President Andrew Hamilton set the tone for the event with his opening address, highlighting NYU as an institution with a long history of equity, inclusion, and social impact. Referring to NYU as a “private institution in the public service,” Hamilton noted that the day before the event (February 10) was the 59th anniversary of the day Martin Luther King, Jr. came to address NYU on the topic of social justice. King had said, “Every step toward the goal of justice requires. . .the tireless exertions and passionate concern of dedicated individuals.” Being reminded of NYU’s legacy of social justice affirmed my idea that every NYU student, myself included, has the power to make a difference.

The fact that many of the guests at the event were NYU alumni also reinforced this idea in my mind.

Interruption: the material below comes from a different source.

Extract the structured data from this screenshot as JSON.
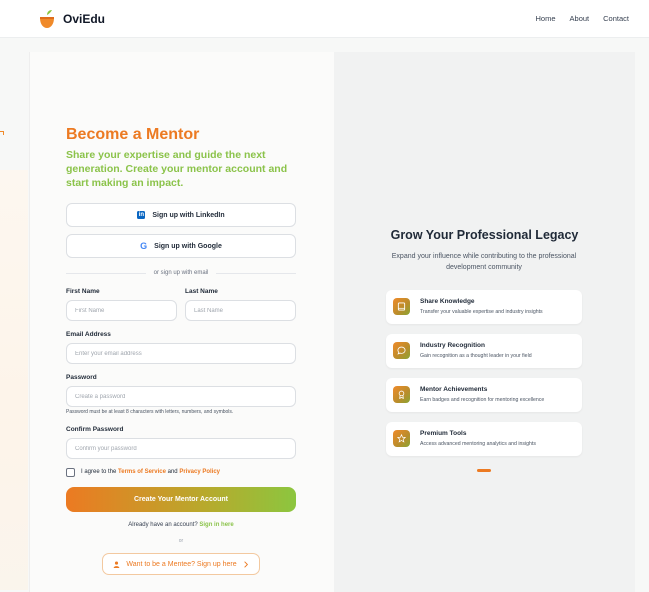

It was great to hear from working professionals who were once in my shoes at NYU and have since led successful social impact careers. For instance, keynote speaker Jessica González-Rojas, former executive director for the National Center for Latina Reproductive Health, began her journey at the NYU Wagner School of Public Service. During her time at the National Center for Latina Reproductive Health, she explored the intersectionality of reproductive justice and sought to create social impact by providing Latina women with reproductive resources. In describing her work at the center, González-Rojas shed light on how courage drove her to succeed in her career. Courage, she explained, was her word for 2020, as well as a starting point for any career in social impact. As a young Latina woman and child of an immigrant, González-Rojas recognized that she was not the stereotypical image of a leader. Although she faced various roadblocks and lawsuits, she did not allow those barriers to stop her from pursuing her goals to make society a more equitable and inclusive place. Now running for public office in the New York State Assembly, González-Rojas recognized the she was taking a risk in her career. However, she reminded students that courage would get her through it and is necessary in any endeavor to fight for what you believe in.

The panel that followed echoed this common theme of courage and provided further advice on how to get from NYU to a career with social impact. For example, Cory Green from How Our Lives Link Altogether! (“HOLLA!”) stated that the moment when he had the courage to open up about his identity as a formerly incarcerated individual at NYU was the moment when he began to create change. He began speaking with other NYU students about the needs of people like himself and ultimately ran protests to ban the box on job applications that required applicants to identify their criminal record. This experience paved the way for Cory to found the organization “HOLLA!”, which provides programming for urban youth of color to interrupt the system of social injustice and punishment that he himself had experienced.

Besides the panel, hearing from other NYU alumni during the round table networking portion of the event provided me with more helpful insights. I had the opportunity to speak with Victoria Shire, Vice President of Here to Here, a workforce development program that creates mini businesses for Bronx students to gain work experience before graduating high school. Shire provided us with post-grad advice and opened my eyes to the sector of Public Administration. As an Applied Psychology major, I have always thought I would pursue a career that involved one-on-one client support as a means to provide social change. So, hearing about how Shire created change by running systems at the top provided me with a different perspective that I had not yet considered.

Overall, this event was an excellent opportunity to learn more about achieving social impact in a career, and I hope you were able to catch a glimpse from this summary of how informative and inspiring the event was!